Consciously picked moments of beauty, disquiet, importance, humour, pain or pure pathos; blend together talking heads documentary style and scene-stealing, far-flung landscape shots. Sometimes we’re moved forward or back in time and often we doggedly return to the same subject again and again. One moment we’re in Yemen, as Johnson asks a taxi driver to covertly drive by a detention facility for Al-Qaeda prisoners. Next, we’re brought inside a Nigerian maternity hospital where a brusquely efficient midwife struggles to keep a newborn infant alive without the necessary medical resources. Then, we meet a forlorn, anonymised young American woman as she attends a women’s health clinic and makes the difficult decision of terminating an unwanted pregnancy. It doesn’t stop: Afghanistan, Bosnia, Kirstin’s American homelife, her twin children Viva and Alex, her mother’s experience of Alzheimer’s.
Cameraperson doesn’t work just because of its sheer inventiveness of form, it works because of what we know about human beings and how Johnson interacts with them. Sometimes a gesture alone exposes this; an outtake, shaky camerawork, a hurried removal of a single blade of grass from the frame. The visible exposure of the mechanics of documentary production revealed, all combine to let in a little more awe than our usual measure of carefully constructed documentary film allows. It doesn’t always do so precisely but it does so without fear and finds far gentler form than most documentary can muster.

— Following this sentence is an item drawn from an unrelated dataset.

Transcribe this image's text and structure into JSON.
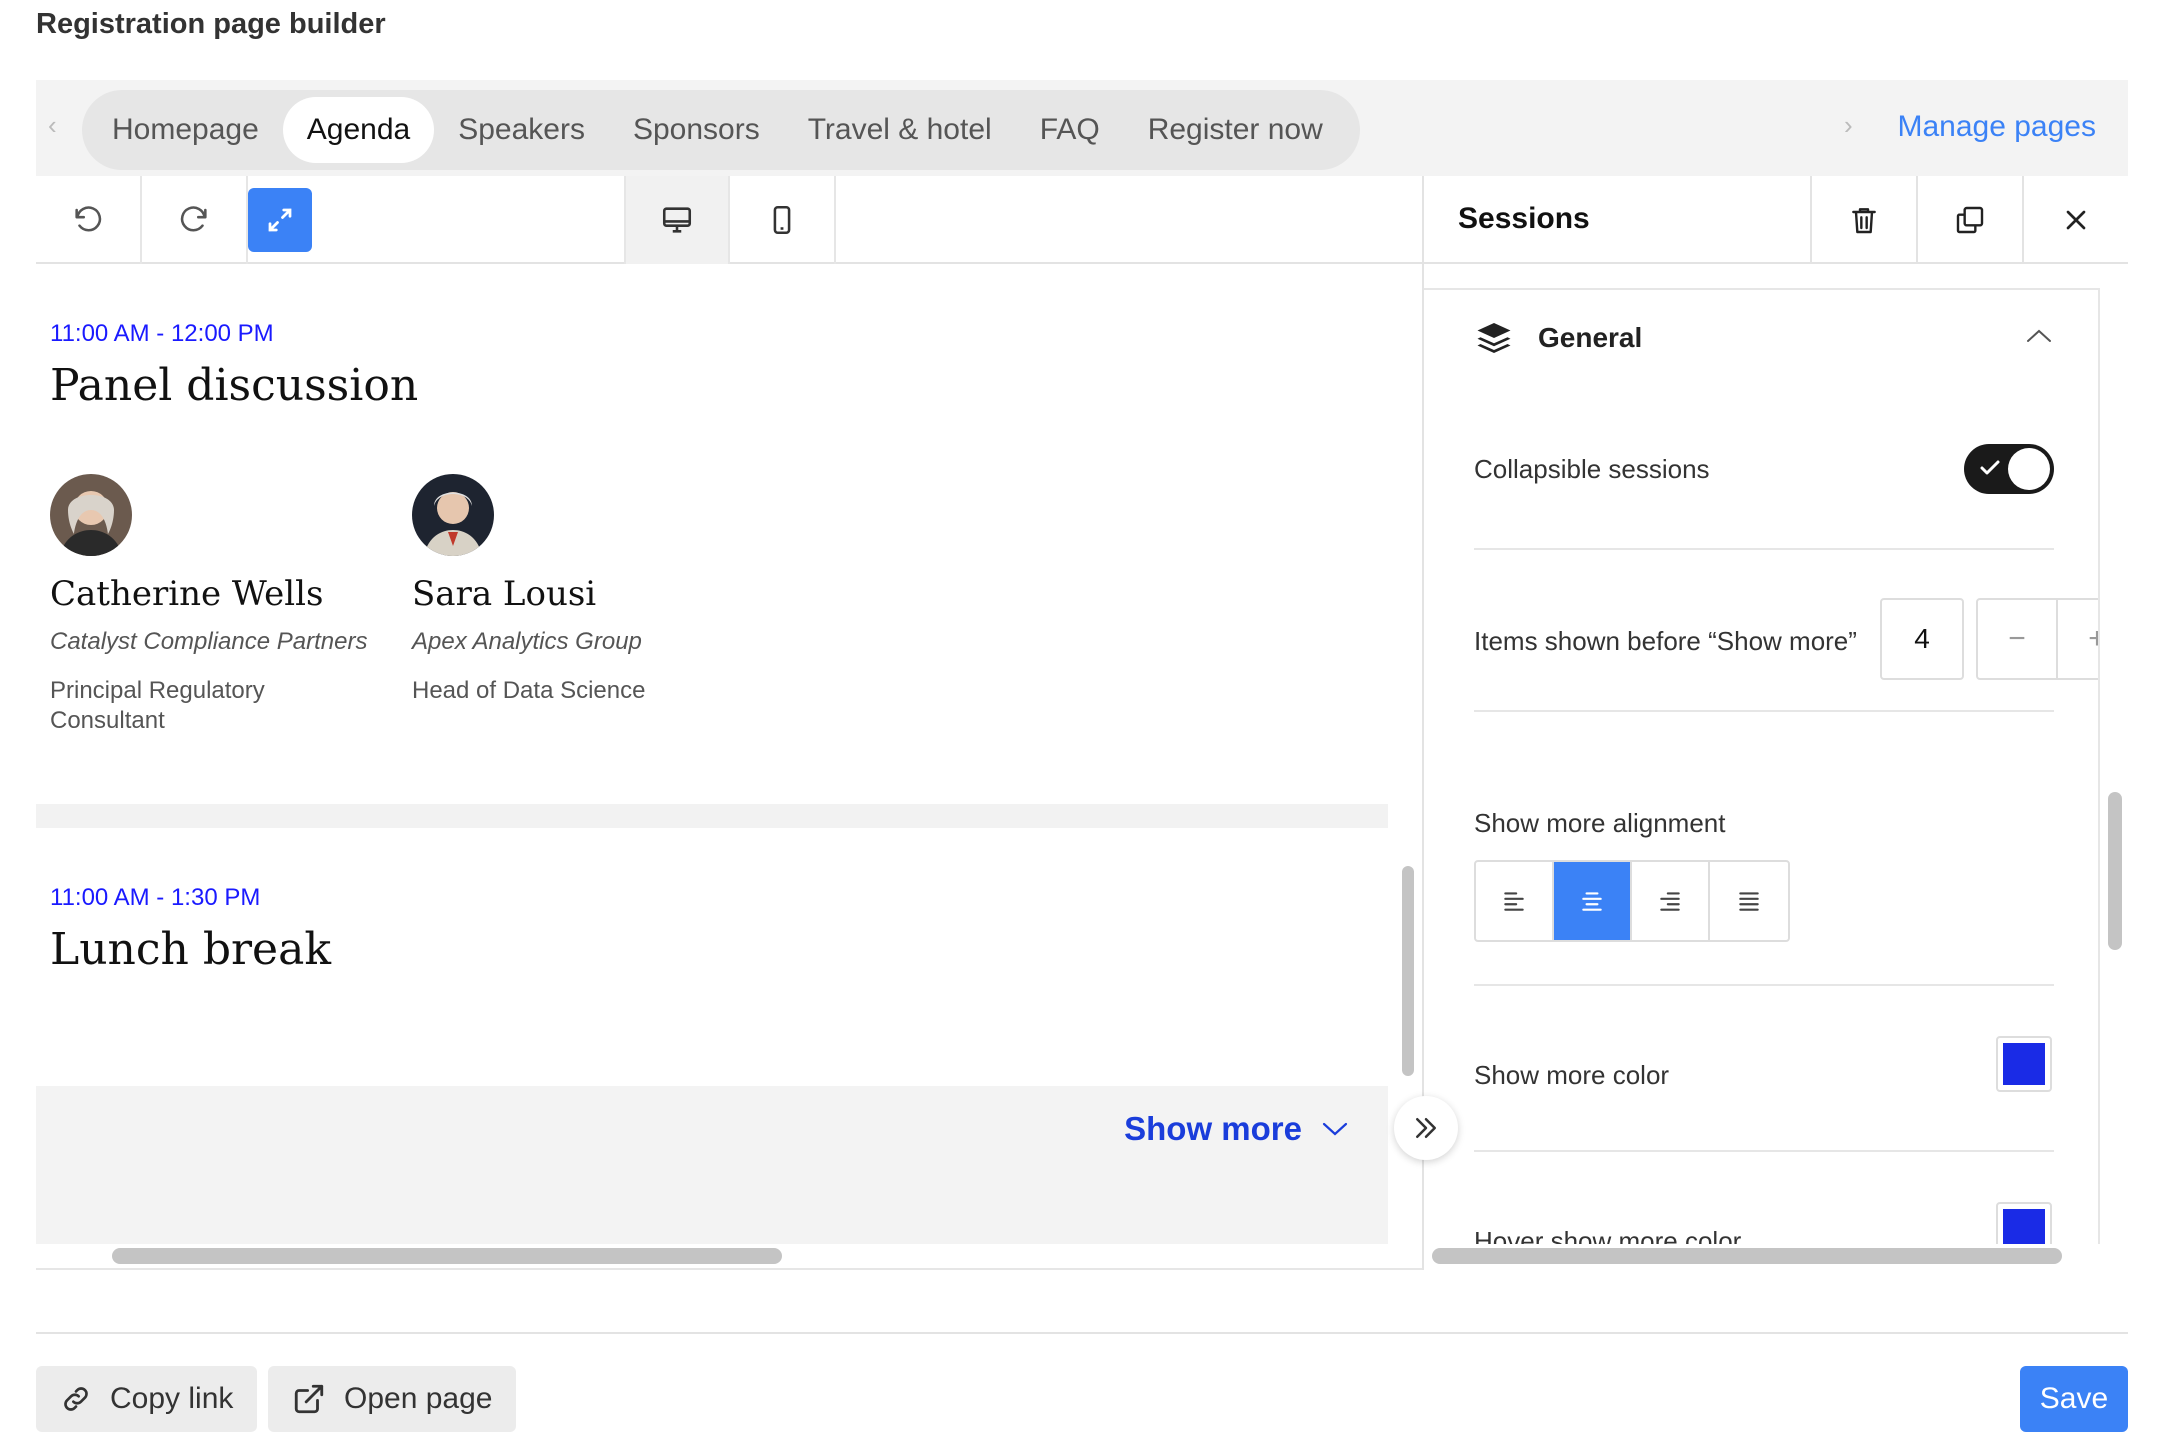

In one scene, Jacques Derrida makes a wry joke likening Kirstin to the old adage of a philosopher falling into a well while staring at the stars. He’s crossing a busy Parisian street, as Kirstin, camera focused on her subject, stumbles over the pavement. It’s a funny quip but when considering Cameraperson doesn’t land, Johnson may have the bigger picture within her grasp but not so much that she fails to see the important minutiae of the everyday, that’s almost her obsessive focus here. Cameraperson might even be the documentary equivalent of the backstage musical, like Singing in the Rain when Gene Kelly serenades Debbie Reynolds on a movie set, moving in studio lights, putting on the wind machine and standing in front of a painted backdrop as he announces his love. The deconstruction of the movie set doesn’t detract from the emotion of the scene, instead it adds to the audience’s understanding of how film is constructed. The assurance offered by this breaks down some indistinct final barrier and gives way to a cinema of pure immediacy.
Johnson has worked as a cinematographer with everyone from Michael Moore (Slacker Uprising) to Kirby Dick (The Hunting Ground) to Laura Poitras (Citizen Four, The Oath) but it’s Cameraperson‘s dual sensitivity and grandiosity that makes its cinéma-vérité enterprise so mesmerising. At times, documentary’s most practical application even ceases to have meaning, the camera’s movement becoming just another aspect of Kirstin’s journey from anywhere to anywhere. Along the way we find a bit of truth in the film reels. Not that objective truth exists, but Cameraperson might be close?
Words by Cormac O’Brien